“I realized at some point that his car was invisible,” Sergeant Cawley, a 22-year State Police veteran, said. “It was here. I just couldn’t see it.”
He said he decided on a new tack: He drove to one end of the stretch he had been searching, got out of his vehicle and climbed up one side of the snowbank and down the other, looking for a sign of the missing car. He repeated the exercise every 100 yards, he said.
After a time, he said, he learned from the 911 center that a call had just come in from Mr. Kresen’s phone but had almost immediately been cut short. The call center was, however, able to provide an address where the call appeared to have come from, and Sergeant Cawley said he used the computer in his car to confirm it.
Arriving at the spot and getting out of his car, he said, he noticed a section of snowbank that was about six inches taller than the rest. Thinking it was a row of mailboxes, he began to dig away at the snow in hopes of determining that he had the right address. That, he said, was when he hit the car window.
“My heart nearly jumped,” he said.
As for Mr. Kresen’s reaction, the sergeant said, “He was excited as he could be.”
Mr. Kresen told Sergeant Cawley through the window that he could not feel his feet. A passer-by helped dig away enough snow to get Mr. Kresen out of the car. Sergeant Cawley took him to a local ambulance corps; from there Mr. Kresen was taken to Ascension Lourdes Hospital in Binghamton, where he was treated for frostbite and hypothermia and released.
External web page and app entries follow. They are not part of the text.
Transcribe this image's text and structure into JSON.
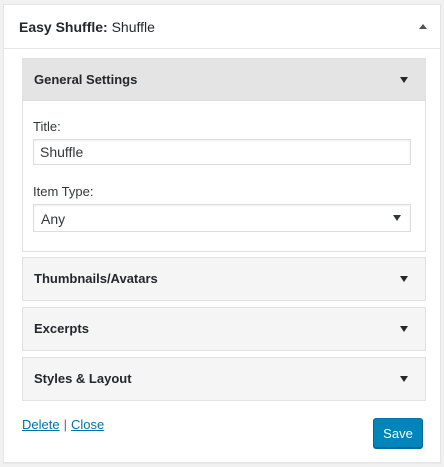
{
  "widget": {
    "title": "Easy Shuffle:",
    "in_title": "Shuffle"
  },
  "sections": {
    "general": {
      "label": "General Settings",
      "expanded": true
    },
    "thumbnails": {
      "label": "Thumbnails/Avatars",
      "expanded": false
    },
    "excerpts": {
      "label": "Excerpts",
      "expanded": false
    },
    "styles": {
      "label": "Styles & Layout",
      "expanded": false
    }
  },
  "form": {
    "title_label": "Title:",
    "title_value": "Shuffle",
    "item_type_label": "Item Type:",
    "item_type_value": "Any"
  },
  "footer": {
    "delete_label": "Delete",
    "separator": "|",
    "close_label": "Close",
    "save_label": "Save"
  },
  "colors": {
    "accent": "#0085ba",
    "link": "#0073aa",
    "panel_header": "#e4e4e4"
  },
  "icons": {
    "widget_toggle": "triangle-up-icon",
    "section_toggle": "triangle-down-icon",
    "select": "triangle-down-icon"
  }
}
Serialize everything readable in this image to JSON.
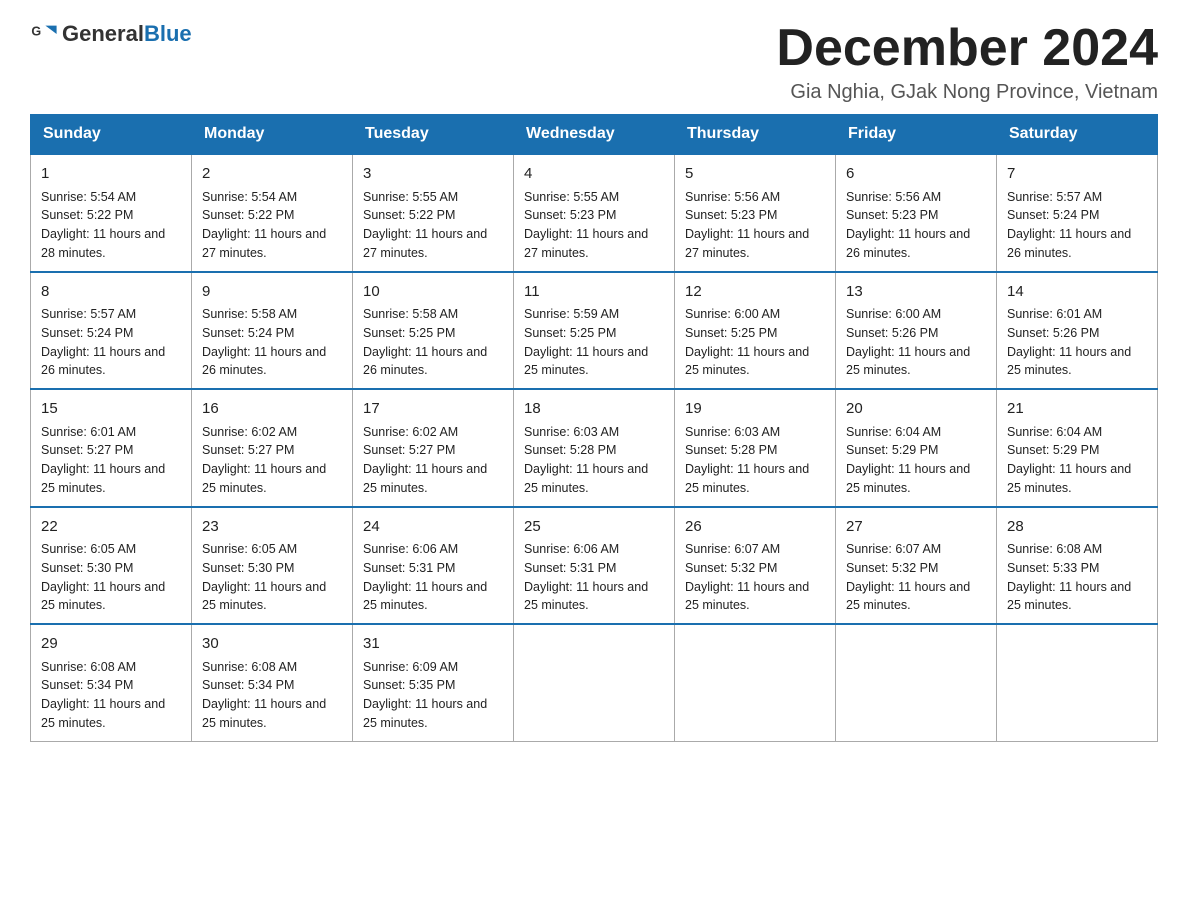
{
  "header": {
    "logo_general": "General",
    "logo_blue": "Blue",
    "month_title": "December 2024",
    "location": "Gia Nghia, GJak Nong Province, Vietnam"
  },
  "days_of_week": [
    "Sunday",
    "Monday",
    "Tuesday",
    "Wednesday",
    "Thursday",
    "Friday",
    "Saturday"
  ],
  "weeks": [
    [
      {
        "day": "1",
        "sunrise": "Sunrise: 5:54 AM",
        "sunset": "Sunset: 5:22 PM",
        "daylight": "Daylight: 11 hours and 28 minutes."
      },
      {
        "day": "2",
        "sunrise": "Sunrise: 5:54 AM",
        "sunset": "Sunset: 5:22 PM",
        "daylight": "Daylight: 11 hours and 27 minutes."
      },
      {
        "day": "3",
        "sunrise": "Sunrise: 5:55 AM",
        "sunset": "Sunset: 5:22 PM",
        "daylight": "Daylight: 11 hours and 27 minutes."
      },
      {
        "day": "4",
        "sunrise": "Sunrise: 5:55 AM",
        "sunset": "Sunset: 5:23 PM",
        "daylight": "Daylight: 11 hours and 27 minutes."
      },
      {
        "day": "5",
        "sunrise": "Sunrise: 5:56 AM",
        "sunset": "Sunset: 5:23 PM",
        "daylight": "Daylight: 11 hours and 27 minutes."
      },
      {
        "day": "6",
        "sunrise": "Sunrise: 5:56 AM",
        "sunset": "Sunset: 5:23 PM",
        "daylight": "Daylight: 11 hours and 26 minutes."
      },
      {
        "day": "7",
        "sunrise": "Sunrise: 5:57 AM",
        "sunset": "Sunset: 5:24 PM",
        "daylight": "Daylight: 11 hours and 26 minutes."
      }
    ],
    [
      {
        "day": "8",
        "sunrise": "Sunrise: 5:57 AM",
        "sunset": "Sunset: 5:24 PM",
        "daylight": "Daylight: 11 hours and 26 minutes."
      },
      {
        "day": "9",
        "sunrise": "Sunrise: 5:58 AM",
        "sunset": "Sunset: 5:24 PM",
        "daylight": "Daylight: 11 hours and 26 minutes."
      },
      {
        "day": "10",
        "sunrise": "Sunrise: 5:58 AM",
        "sunset": "Sunset: 5:25 PM",
        "daylight": "Daylight: 11 hours and 26 minutes."
      },
      {
        "day": "11",
        "sunrise": "Sunrise: 5:59 AM",
        "sunset": "Sunset: 5:25 PM",
        "daylight": "Daylight: 11 hours and 25 minutes."
      },
      {
        "day": "12",
        "sunrise": "Sunrise: 6:00 AM",
        "sunset": "Sunset: 5:25 PM",
        "daylight": "Daylight: 11 hours and 25 minutes."
      },
      {
        "day": "13",
        "sunrise": "Sunrise: 6:00 AM",
        "sunset": "Sunset: 5:26 PM",
        "daylight": "Daylight: 11 hours and 25 minutes."
      },
      {
        "day": "14",
        "sunrise": "Sunrise: 6:01 AM",
        "sunset": "Sunset: 5:26 PM",
        "daylight": "Daylight: 11 hours and 25 minutes."
      }
    ],
    [
      {
        "day": "15",
        "sunrise": "Sunrise: 6:01 AM",
        "sunset": "Sunset: 5:27 PM",
        "daylight": "Daylight: 11 hours and 25 minutes."
      },
      {
        "day": "16",
        "sunrise": "Sunrise: 6:02 AM",
        "sunset": "Sunset: 5:27 PM",
        "daylight": "Daylight: 11 hours and 25 minutes."
      },
      {
        "day": "17",
        "sunrise": "Sunrise: 6:02 AM",
        "sunset": "Sunset: 5:27 PM",
        "daylight": "Daylight: 11 hours and 25 minutes."
      },
      {
        "day": "18",
        "sunrise": "Sunrise: 6:03 AM",
        "sunset": "Sunset: 5:28 PM",
        "daylight": "Daylight: 11 hours and 25 minutes."
      },
      {
        "day": "19",
        "sunrise": "Sunrise: 6:03 AM",
        "sunset": "Sunset: 5:28 PM",
        "daylight": "Daylight: 11 hours and 25 minutes."
      },
      {
        "day": "20",
        "sunrise": "Sunrise: 6:04 AM",
        "sunset": "Sunset: 5:29 PM",
        "daylight": "Daylight: 11 hours and 25 minutes."
      },
      {
        "day": "21",
        "sunrise": "Sunrise: 6:04 AM",
        "sunset": "Sunset: 5:29 PM",
        "daylight": "Daylight: 11 hours and 25 minutes."
      }
    ],
    [
      {
        "day": "22",
        "sunrise": "Sunrise: 6:05 AM",
        "sunset": "Sunset: 5:30 PM",
        "daylight": "Daylight: 11 hours and 25 minutes."
      },
      {
        "day": "23",
        "sunrise": "Sunrise: 6:05 AM",
        "sunset": "Sunset: 5:30 PM",
        "daylight": "Daylight: 11 hours and 25 minutes."
      },
      {
        "day": "24",
        "sunrise": "Sunrise: 6:06 AM",
        "sunset": "Sunset: 5:31 PM",
        "daylight": "Daylight: 11 hours and 25 minutes."
      },
      {
        "day": "25",
        "sunrise": "Sunrise: 6:06 AM",
        "sunset": "Sunset: 5:31 PM",
        "daylight": "Daylight: 11 hours and 25 minutes."
      },
      {
        "day": "26",
        "sunrise": "Sunrise: 6:07 AM",
        "sunset": "Sunset: 5:32 PM",
        "daylight": "Daylight: 11 hours and 25 minutes."
      },
      {
        "day": "27",
        "sunrise": "Sunrise: 6:07 AM",
        "sunset": "Sunset: 5:32 PM",
        "daylight": "Daylight: 11 hours and 25 minutes."
      },
      {
        "day": "28",
        "sunrise": "Sunrise: 6:08 AM",
        "sunset": "Sunset: 5:33 PM",
        "daylight": "Daylight: 11 hours and 25 minutes."
      }
    ],
    [
      {
        "day": "29",
        "sunrise": "Sunrise: 6:08 AM",
        "sunset": "Sunset: 5:34 PM",
        "daylight": "Daylight: 11 hours and 25 minutes."
      },
      {
        "day": "30",
        "sunrise": "Sunrise: 6:08 AM",
        "sunset": "Sunset: 5:34 PM",
        "daylight": "Daylight: 11 hours and 25 minutes."
      },
      {
        "day": "31",
        "sunrise": "Sunrise: 6:09 AM",
        "sunset": "Sunset: 5:35 PM",
        "daylight": "Daylight: 11 hours and 25 minutes."
      },
      null,
      null,
      null,
      null
    ]
  ]
}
The spot where Mr. Kresen was trapped was not far from a house where he could have presumably sought help, but Sergeant Cawley said he might not have realized that because the house was white and did not stand out in the heavy snow.